◆ PROVIDED MATERIAL
Segment Open

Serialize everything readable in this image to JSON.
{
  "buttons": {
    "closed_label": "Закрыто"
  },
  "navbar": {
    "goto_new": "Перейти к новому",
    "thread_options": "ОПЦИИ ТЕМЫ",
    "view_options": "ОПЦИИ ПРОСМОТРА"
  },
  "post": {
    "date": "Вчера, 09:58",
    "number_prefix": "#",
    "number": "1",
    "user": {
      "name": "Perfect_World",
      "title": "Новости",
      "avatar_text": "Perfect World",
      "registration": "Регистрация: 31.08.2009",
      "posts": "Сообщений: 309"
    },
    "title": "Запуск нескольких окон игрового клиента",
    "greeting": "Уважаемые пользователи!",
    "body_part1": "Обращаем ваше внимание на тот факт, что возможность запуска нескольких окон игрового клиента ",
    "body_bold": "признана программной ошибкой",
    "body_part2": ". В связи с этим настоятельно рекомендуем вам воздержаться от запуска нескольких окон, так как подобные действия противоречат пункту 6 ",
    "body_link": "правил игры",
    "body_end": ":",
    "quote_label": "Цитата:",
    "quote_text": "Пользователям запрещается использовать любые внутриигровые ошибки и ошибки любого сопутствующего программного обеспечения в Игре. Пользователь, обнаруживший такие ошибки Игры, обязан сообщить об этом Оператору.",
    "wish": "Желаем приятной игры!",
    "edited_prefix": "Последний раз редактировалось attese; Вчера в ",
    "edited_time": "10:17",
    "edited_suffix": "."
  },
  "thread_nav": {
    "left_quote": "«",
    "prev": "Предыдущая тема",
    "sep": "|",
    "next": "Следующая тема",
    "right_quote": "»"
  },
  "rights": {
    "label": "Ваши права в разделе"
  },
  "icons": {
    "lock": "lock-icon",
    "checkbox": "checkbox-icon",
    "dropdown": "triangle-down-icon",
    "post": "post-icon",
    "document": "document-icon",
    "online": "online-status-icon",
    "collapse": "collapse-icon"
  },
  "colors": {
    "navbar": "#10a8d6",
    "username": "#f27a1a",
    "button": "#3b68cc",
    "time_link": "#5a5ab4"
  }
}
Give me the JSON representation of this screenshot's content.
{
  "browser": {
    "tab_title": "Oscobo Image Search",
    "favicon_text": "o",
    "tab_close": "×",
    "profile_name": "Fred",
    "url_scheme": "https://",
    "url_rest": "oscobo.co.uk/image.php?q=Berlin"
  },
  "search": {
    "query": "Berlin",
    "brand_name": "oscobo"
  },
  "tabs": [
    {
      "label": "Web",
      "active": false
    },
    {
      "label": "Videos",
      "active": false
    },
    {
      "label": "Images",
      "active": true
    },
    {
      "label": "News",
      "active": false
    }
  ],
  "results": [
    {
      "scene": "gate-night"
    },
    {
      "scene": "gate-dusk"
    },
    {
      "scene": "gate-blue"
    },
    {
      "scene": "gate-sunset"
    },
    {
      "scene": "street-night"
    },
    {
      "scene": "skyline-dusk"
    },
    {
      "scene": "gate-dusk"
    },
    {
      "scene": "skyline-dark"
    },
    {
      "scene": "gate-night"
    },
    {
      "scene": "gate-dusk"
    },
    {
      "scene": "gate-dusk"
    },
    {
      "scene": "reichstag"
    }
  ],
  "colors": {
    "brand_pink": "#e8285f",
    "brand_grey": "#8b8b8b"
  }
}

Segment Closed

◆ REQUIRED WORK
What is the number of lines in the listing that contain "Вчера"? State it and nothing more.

◆ OUTPUT OF THE EXERCISE
2